HOME  |  NEWS  |  BLOGS  |  MESSAGES  |  FEATURES  |  VIDEOS  |  WEBINARS  |  INDUSTRIES  |  FOCUS ON FUNDAMENTALS
  |  REGISTER  |  LOGIN  |  HELP
Comments
View Comments: Newest First|Oldest First|Threaded View
<<  <  Page 2/2
GlennA
User Rank
Gold
Re: alarm or fault memory
GlennA   6/4/2012 9:46:44 AM
NO RATINGS
TJ McDermott;  Yes, too many alarm messages can also be a problem.  The ABB IRB 6400 S4c controller had several message lists, and a general list.  And some alarms would generate a secondary message, or even a tertiary message;  e.g. on a servo fault, each of the 6 axes would reply with a shutdown message.  It took some time to sort through the alarms to get to the primary error.

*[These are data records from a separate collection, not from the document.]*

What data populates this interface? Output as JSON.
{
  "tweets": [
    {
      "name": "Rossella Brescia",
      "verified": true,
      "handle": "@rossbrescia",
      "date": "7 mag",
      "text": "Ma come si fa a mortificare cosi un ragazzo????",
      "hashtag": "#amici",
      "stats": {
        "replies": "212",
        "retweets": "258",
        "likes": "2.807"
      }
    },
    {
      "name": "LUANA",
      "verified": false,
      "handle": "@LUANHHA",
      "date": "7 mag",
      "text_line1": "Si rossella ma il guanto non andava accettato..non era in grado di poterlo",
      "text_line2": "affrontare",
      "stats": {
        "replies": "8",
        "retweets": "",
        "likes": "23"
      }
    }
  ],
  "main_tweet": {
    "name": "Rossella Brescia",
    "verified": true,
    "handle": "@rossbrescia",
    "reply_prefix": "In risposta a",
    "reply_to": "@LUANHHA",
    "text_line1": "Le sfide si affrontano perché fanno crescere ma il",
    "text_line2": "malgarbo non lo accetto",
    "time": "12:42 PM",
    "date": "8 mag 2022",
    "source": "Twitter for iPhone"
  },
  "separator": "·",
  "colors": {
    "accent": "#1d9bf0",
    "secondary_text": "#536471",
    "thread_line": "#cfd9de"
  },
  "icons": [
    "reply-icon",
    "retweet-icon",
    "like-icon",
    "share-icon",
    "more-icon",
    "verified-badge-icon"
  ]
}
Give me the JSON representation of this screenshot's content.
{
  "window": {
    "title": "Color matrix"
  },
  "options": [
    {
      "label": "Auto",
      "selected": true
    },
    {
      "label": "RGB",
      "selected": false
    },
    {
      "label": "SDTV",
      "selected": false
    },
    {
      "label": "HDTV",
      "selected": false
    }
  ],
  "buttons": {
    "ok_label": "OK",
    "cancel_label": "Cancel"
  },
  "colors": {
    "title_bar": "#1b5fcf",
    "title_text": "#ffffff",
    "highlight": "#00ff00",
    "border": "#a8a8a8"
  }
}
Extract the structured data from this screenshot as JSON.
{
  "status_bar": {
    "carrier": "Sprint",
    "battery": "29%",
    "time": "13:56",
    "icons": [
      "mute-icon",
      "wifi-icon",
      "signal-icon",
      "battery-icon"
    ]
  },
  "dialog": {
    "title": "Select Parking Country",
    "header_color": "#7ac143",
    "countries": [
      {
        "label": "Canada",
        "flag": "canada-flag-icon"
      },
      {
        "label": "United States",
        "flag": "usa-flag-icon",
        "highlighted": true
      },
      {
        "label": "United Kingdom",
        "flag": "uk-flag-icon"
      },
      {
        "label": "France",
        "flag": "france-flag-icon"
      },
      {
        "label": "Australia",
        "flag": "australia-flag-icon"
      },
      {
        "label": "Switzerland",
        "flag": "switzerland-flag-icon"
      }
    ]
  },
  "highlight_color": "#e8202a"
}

TJ McDermott
User Rank
Blogger
Re: alarm or fault memory
TJ McDermott   6/4/2012 9:40:24 AM
NO RATINGS
Alarm history is vital when there is more than a handful of alarms to track.  On the other hand, having a hundred alarms to sort through can be just as difficult as the intermittent one.

naperlou
User Rank
Blogger
Re: alarm or fault memory
naperlou   6/4/2012 9:34:17 AM
NO RATINGS
GlennA, I was working for a company that made simulators at one time.  I was involved in a R&D project to track errors and predict faults.  It was very interesting and an early application of AI in a real-time system.  We acutally logged every fault, even intermittent ones.  I learned about this working on satellites, actually.  Having an indicator that just blinked is not really useful, you need to keep that information.

GlennA
User Rank
Gold
alarm or fault memory
GlennA   6/4/2012 9:00:55 AM
NO RATINGS
Intermittent or momentary faults can be very hard to find.  On some machines, where possible, I added a latch to the alarm.  Other times, you just had to watch for the error.  One of the machines that I worked on had an air blow for spindle cleaning during tool change.  If the air pressure dropped below the switch setting the machine Emergency-Stopped on low air.  As soon as it stopped and shut off the air blow, the pressure built back up above the switch setting, and the error automatically reset .  Machine operators were notorious for not paying attention, so the complaint was usually "the machine just stopped".  Often the fix was just replacing the air supply hose with a shorter, larger diameter hose.

<<  <  Page 2/2


Partner Zone
Latest Analysis
Engineers at Fuel Cell Energy have found a way to take advantage of a side reaction, unique to their carbonate fuel cell that has nothing to do with energy production, as a potential, cost-effective solution to capturing carbon from fossil fuel power plants.
To get to a trillion sensors in the IoT that we all look forward to, there are many challenges to commercialization that still remain, including interoperability, the lack of standards, and the issue of security, to name a few.
Researchers in The Netherlands are testing highway sound barriers that have a two-fold purpose: to block sound and also to harvest solar energy.
This is part one of an article discussing the University of Washington’s nationally ranked FSAE electric car (eCar) and combustible car (cCar). Stay tuned for part two, tomorrow, which will discuss the four unique PCBs used in both the eCar and cCars.
Today, no matter where in the world the device is located, it can call home and ask for the latest-and-greatest firmware with bug fixes and feature updates.
More:Blogs|News
Quick Poll
The Continuing Education Center offers engineers an entirely new way to get the education they need to formulate next-generation solutions.
Jul 6 - 10, Building Raspberry Pi Controllers with Python
SEMESTERS: 1  |  2  |  3  |  4  |  5  |  6 |  7


Focus on Fundamentals consists of 45-minute on-line classes that cover a host of technologies. You learn without leaving the comfort of your desk. All classes are taught by subject-matter experts and all are archived. So if you can't attend live, attend at your convenience.
Learn More   |   Login   |   Archived Classes
Twitter Feed
Design News Twitter Feed
Like Us on Facebook

Sponsored Content

Technology Marketplace

Copyright © 2015 UBM Canon, A UBM company, All rights reserved. Privacy Policy | Terms of Service